Since the Department of Justice began targeting medical marijuana businesses last fall, the East Bay city has been one of the hardest hit. In April, federal agents raided the iconic Oaksterdam University, forcing its owner, Richard Lee, to separate himself from the company he founded.
This month, U.S. Attorney Melinda Haag, the face of the Bay Area's anti-marijuana movement, threatened to seize Harborside and its sister dispensary in San Jose.
"You can close down Oaksterdam, you can close down Harborside, and lots of things will happen," said retired Orange County Superior Court Judge James P. Gray at the rally. "None of them will be good. People will still be getting marijuana, but it will be in illegal manners.
"Harborside has met the regulations," Gray, the Libertarian Party candidate for vice president, continued. "They are law-abiding people."
California became the first state to legalize marijuana for medicinal purposes when voters passed Proposition 215 in 1996. The industry has since flourished into a major moneymaker for the state, generating more than $100 million in tax revenue each year.
That began to change in October, after federal authorities announced they would target medical marijuana operations throughout California, claiming the businesses have ballooned into "numerous drug trafficking enterprises" and citing their proximity to parks and schools. In the past 10 months, hundreds of dispensaries have been forced to close, and thousands of jobs have been lost.
The Obama administration's actions contradict the president's messages on the campaign trail, where he assured voters he would not use federal resources to go after medical marijuana in states that had legalized it.
Parents at Monday's demonstration said that they weren't concerned with dispensaries' locations near parks and schools, and that they wished federal officials would focus their attention elsewhere.
"As a mother, I demand our Justice Department focus on child predators, gun violence, and human traffickers," Dale Sky Jones, executive chancellor of Oaksterdam University, said in a statement. "The action by the U.S. attorneys is tragic for the victims and families of violent crime that do not have the full attention of law enforcement; tragic for schools and emergency services that depend on millions in tax dollars from medical cannabis."

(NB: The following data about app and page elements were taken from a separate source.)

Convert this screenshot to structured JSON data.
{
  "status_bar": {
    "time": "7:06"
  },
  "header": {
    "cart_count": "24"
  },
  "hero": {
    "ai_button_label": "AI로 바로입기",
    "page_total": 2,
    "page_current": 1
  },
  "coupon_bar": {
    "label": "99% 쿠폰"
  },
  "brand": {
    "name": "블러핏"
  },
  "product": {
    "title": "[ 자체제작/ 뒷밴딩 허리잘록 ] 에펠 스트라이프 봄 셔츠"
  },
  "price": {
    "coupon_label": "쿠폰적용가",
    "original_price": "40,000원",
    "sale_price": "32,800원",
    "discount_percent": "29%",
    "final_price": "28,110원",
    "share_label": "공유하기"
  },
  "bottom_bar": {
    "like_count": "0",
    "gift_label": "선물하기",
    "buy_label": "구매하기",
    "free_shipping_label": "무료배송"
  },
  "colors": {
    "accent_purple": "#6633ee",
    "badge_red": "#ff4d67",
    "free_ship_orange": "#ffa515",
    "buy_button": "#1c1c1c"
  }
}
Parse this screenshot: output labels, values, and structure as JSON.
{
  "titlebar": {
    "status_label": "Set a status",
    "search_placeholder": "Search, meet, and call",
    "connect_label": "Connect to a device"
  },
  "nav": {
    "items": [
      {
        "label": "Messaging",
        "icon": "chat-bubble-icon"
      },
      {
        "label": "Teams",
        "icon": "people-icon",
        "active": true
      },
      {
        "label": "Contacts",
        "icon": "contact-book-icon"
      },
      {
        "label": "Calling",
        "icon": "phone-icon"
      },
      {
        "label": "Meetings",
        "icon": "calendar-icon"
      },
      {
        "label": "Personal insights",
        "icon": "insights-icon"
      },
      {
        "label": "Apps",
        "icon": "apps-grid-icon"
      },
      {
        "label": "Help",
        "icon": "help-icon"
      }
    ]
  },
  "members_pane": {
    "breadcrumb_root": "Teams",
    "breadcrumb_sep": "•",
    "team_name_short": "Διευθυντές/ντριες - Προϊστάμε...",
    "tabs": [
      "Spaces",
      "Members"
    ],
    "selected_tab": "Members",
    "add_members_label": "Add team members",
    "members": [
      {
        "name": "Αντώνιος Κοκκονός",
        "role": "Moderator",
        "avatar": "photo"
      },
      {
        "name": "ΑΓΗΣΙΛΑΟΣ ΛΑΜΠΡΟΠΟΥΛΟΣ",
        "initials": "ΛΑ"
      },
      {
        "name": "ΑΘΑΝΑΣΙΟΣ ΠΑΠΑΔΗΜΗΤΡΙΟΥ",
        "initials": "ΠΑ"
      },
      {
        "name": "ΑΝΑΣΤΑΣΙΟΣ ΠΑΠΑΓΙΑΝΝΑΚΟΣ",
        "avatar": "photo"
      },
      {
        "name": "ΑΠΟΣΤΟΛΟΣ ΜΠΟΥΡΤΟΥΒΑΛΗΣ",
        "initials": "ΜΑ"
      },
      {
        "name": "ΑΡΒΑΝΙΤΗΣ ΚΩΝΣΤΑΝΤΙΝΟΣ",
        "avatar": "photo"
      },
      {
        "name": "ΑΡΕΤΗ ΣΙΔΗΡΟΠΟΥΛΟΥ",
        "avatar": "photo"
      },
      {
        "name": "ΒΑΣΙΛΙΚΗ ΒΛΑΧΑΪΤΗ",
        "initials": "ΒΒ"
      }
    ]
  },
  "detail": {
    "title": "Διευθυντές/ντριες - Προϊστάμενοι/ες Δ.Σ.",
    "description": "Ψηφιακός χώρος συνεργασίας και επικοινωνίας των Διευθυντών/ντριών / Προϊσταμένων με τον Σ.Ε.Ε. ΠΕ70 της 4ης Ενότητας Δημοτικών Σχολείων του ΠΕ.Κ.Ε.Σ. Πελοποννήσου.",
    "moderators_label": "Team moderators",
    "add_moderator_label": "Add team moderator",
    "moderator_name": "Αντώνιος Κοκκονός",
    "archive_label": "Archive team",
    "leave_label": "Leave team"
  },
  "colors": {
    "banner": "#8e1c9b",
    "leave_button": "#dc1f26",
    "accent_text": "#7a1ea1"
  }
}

Oakland has been plagued by unprecedented gun violence in recent weeks.
Other protesters were quick to point to the medical benefits of cannabis.
Evelyn Hoch has been caring for her best friend, a victim of stomach cancer, for 23 years. For two decades, her pain medication "turned her into a zombie," Hoch explained. Then she tried medical marijuana, and was able to cut down on other narcotics by 50 percent.
"She's not a well person," Hoch said. "But she's so much better. She has a little bit of a life again."
Hoch's friend isn't alone -- Monday's demonstration was joined by many activists suffering from terminal illnesses who claim medical marijuana is their best antidote.
"Don't take away our medicine," Oakland resident Randy Von Gogh, whose girlfriend uses cannabis to alleviate pain from a paralysis that left her wheelchair-bound, said. "Obama's gotta go back to what he's said before. This is all just politics."
Take a look at images from the event below: